I'm sorry you found so little of redeeming value in my response to Maggie, and I agree that I may have burdened the argument with too many "facts." But you neatly ignored what I did have to say with respect to differences with Maggie (whether meritorious or not) in favor of, as you acknowledge in closing, repeating exactly the crime of which you accuse me. So I have to ask, what have you contributed to this discussion in your response?
Maggie made a number of points with which I have no agrument, but some with which I did. In particular, I think I took issue with reducing so much that is wrong with the labor movement to an explanation of its sexism and racism. This is not to say that there is not sexism and racism in the working class and it finds its expressions in unions. You cite a good example in Mitsubishi. But to generalize from that case to the whole class or labor movement seems over-reaching to me. If, as I suggest that Maggie does, you attribute so much of what is wrong to these two expressions of reactionary thinking, it will be impossible to develop any kind of an effective strategy for dealing with either. Most working people are no more or less racist or sexist than, say, college professors. If anything, they are more honest about their views. In fact, for many whites, the workplace is the most integrated part of their lives -- a place where they are exposed to had can develop relationships with people who are not like them. In many this results is greater, not less tolerance and acceptance of differences. Having spent time on both college campuses and in more traditional workplaces with both blue and white collar workers in all sorts of occupations and sectors, I can say that I find less sexism and racism, not to mention elitism, among those union members than their more privileged and educated counterparts in academia. But that does not excuse or explain away the substantial array of prejudices that remain, some quite virulent and vicious.
I agree that the obligation of anyone who seeks fundamental social change is to challenge all those expressions of bigotry when they occur, whenever possible by confronting the perpetrator directly and making it quite clear that you do no share their views and find them offensive and divisive. I think there must also be more systematic organized effort to compel the union institutions to raise these issues and deal with them, with their own members and with management of the workplaces where they occur. It would be useful, given you own experience, for you to share some of the ways you may have found for successfully do so in the workplaces where you labored.
I happen to agree with you that at the heart of any struggle against sexism and racism, as well as many other deficiencies of the labor movement, is a struggle to develop far more democratic participation by union members. I also agree that there are many union hacks who will resist to the end any effort to open the channels of participation and decision-making to a wider circle of members, preferring to hold firmly to their control even at the price of continued decline. But there are also union leaders, particularly at the local and regional level, who understand they can not continue to operate as they have and defend, not to mention advance, the interests of either their members or their organizations. They may not know what to do differently; they may fear loosening their grip on the administration of their locals; but they are becoming open to new approaches for sake of survival if not for sake of principle. And there are more than a few who actually will make changes for sake of principle.

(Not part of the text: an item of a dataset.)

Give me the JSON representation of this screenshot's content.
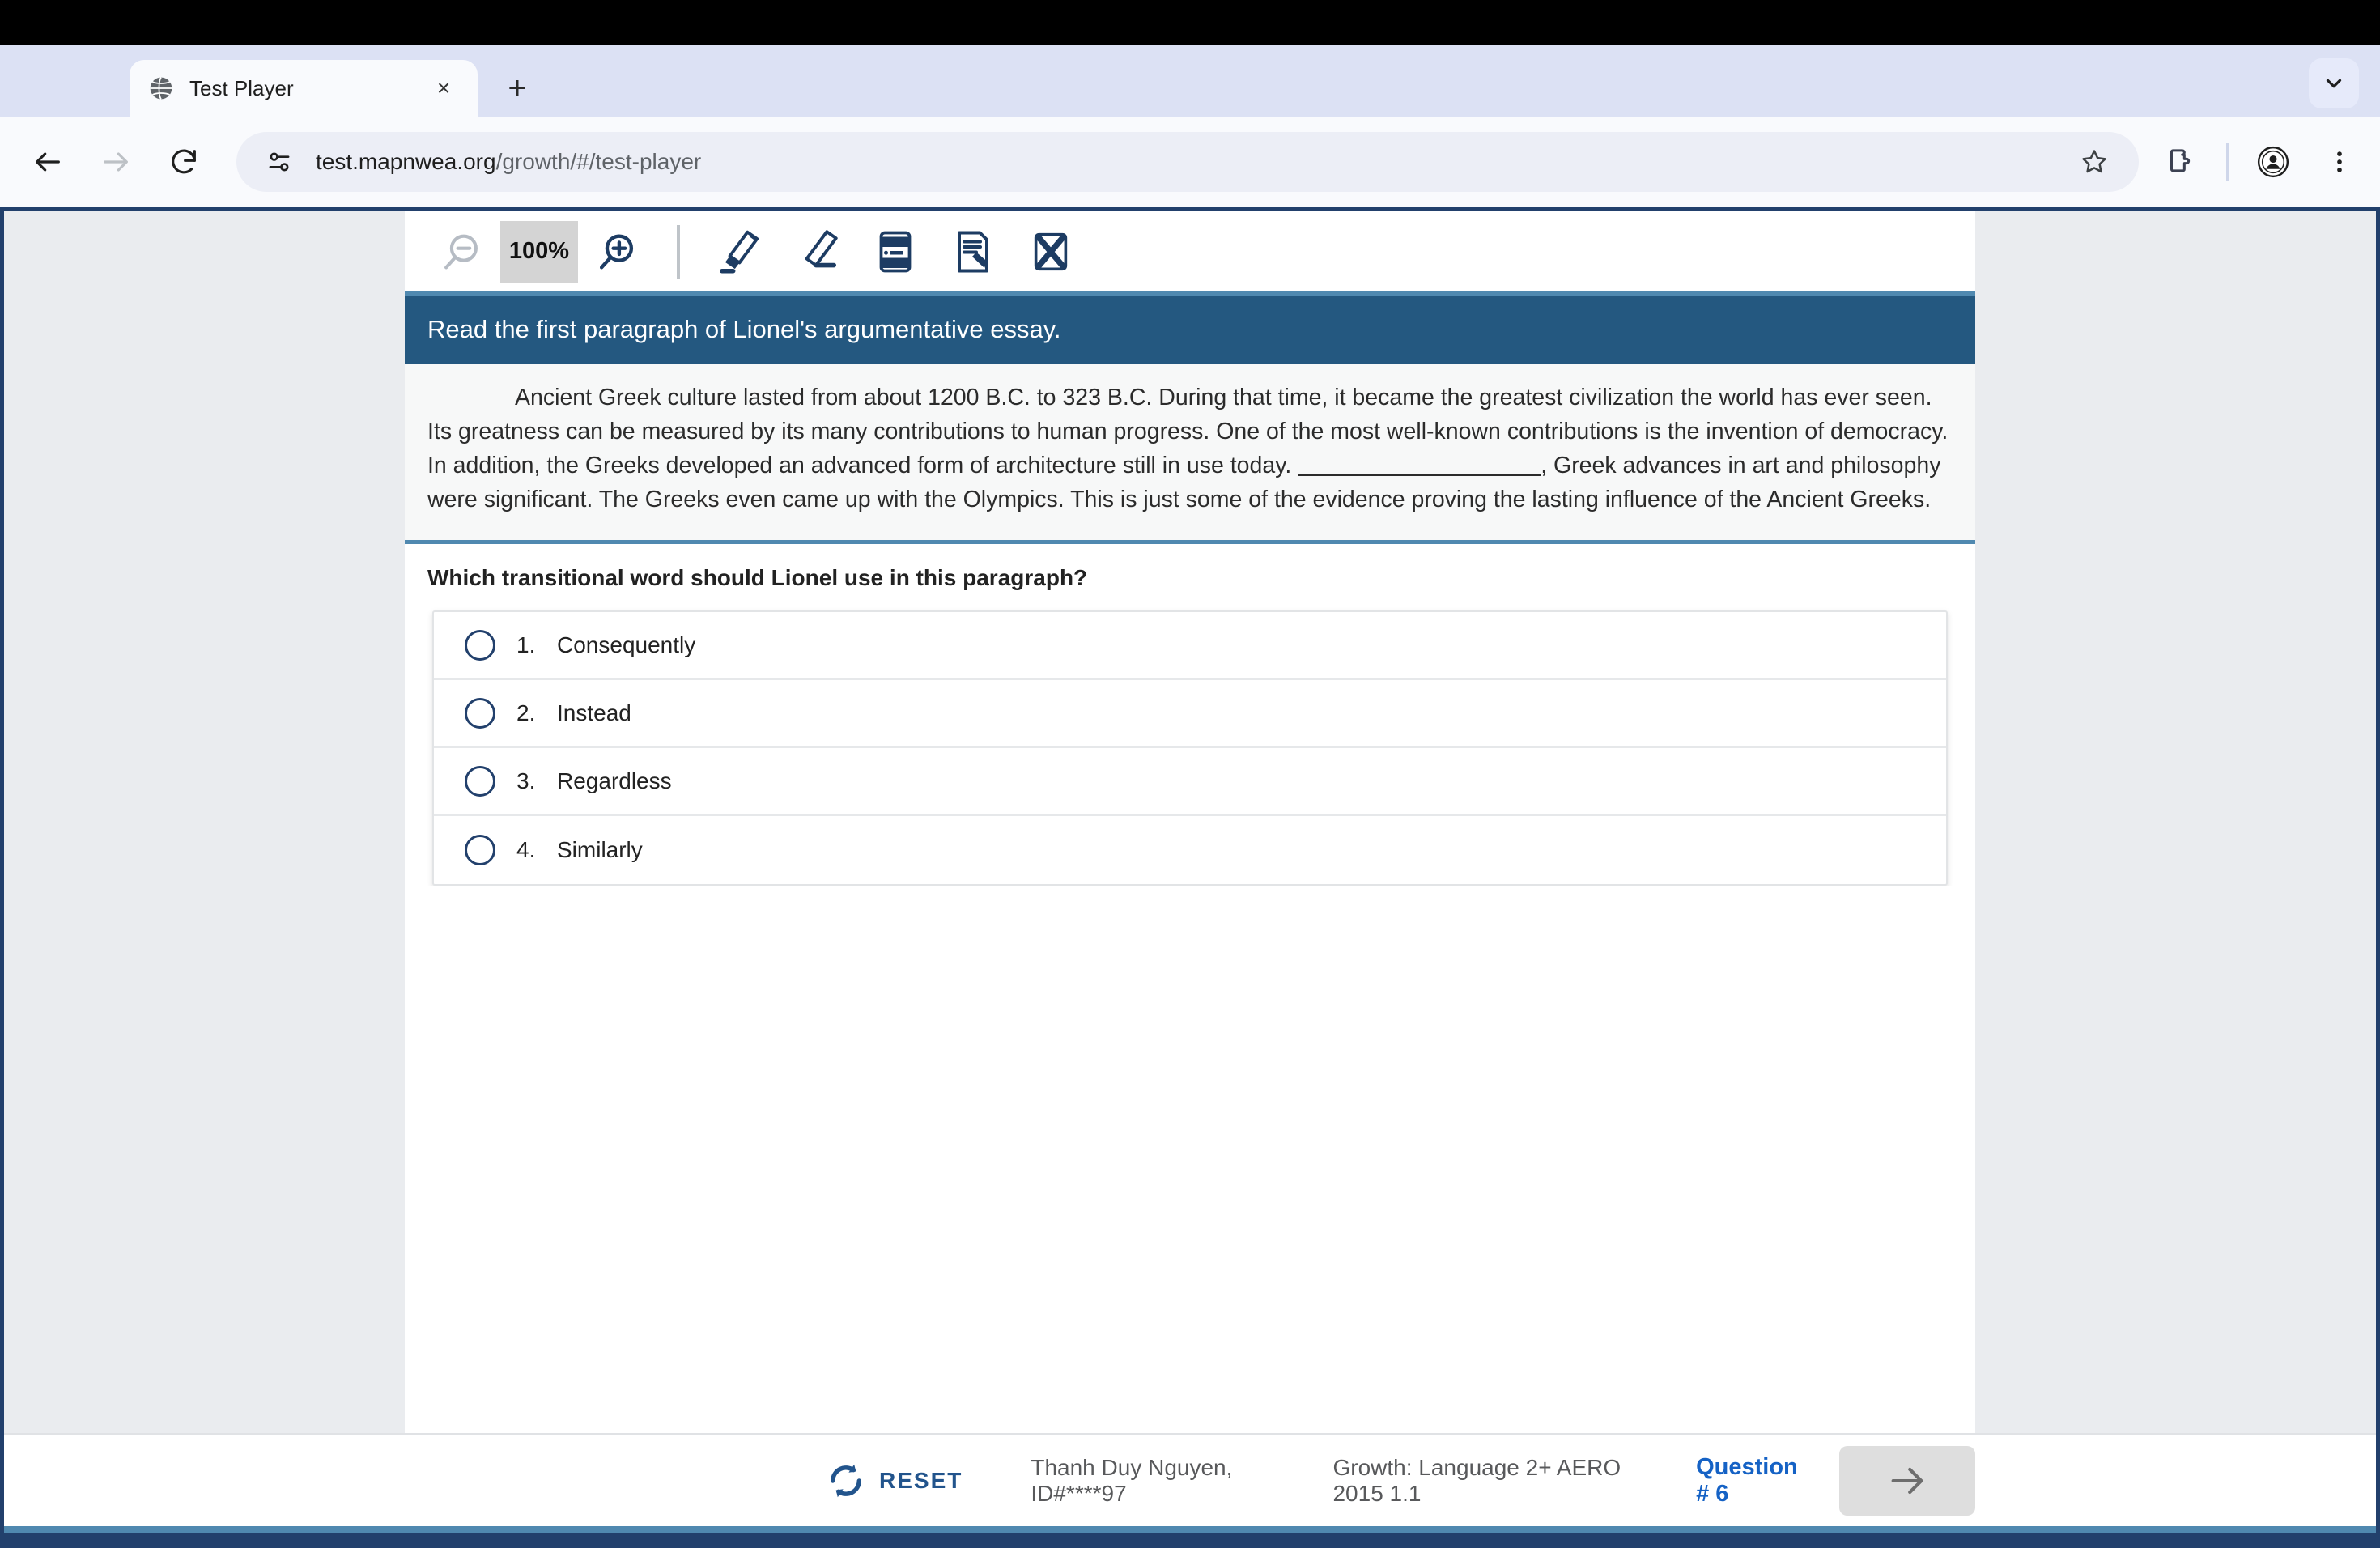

Unless you believe that unions are irredeemably and inherently prone to reaction and maintenance of the status quo, making those distinctions is important to any effort to advancing the cause. We need to talk about the working class and labor movement we have, not the one we'd like to have or the one we imagine in our most fearful or angry, frustrated moments.
My point is actually quite simple, and maybe I should just make it and shut up: the working class and labor movement is too complex, too varied, and diverse to make broad sweeping claims or criticisms as though either all workers or all unions think and operate in the same basic ways.
If we are to use this list to engage is respectful discussion of ways in which we think social problems can be most effectively addressed, it helps to avoid such reductionist characterizations or exaggerations.
Thank you for pointing out some of the weaknesses in my own contribution. I'll try to do better next time.
In solidarity, Michael E.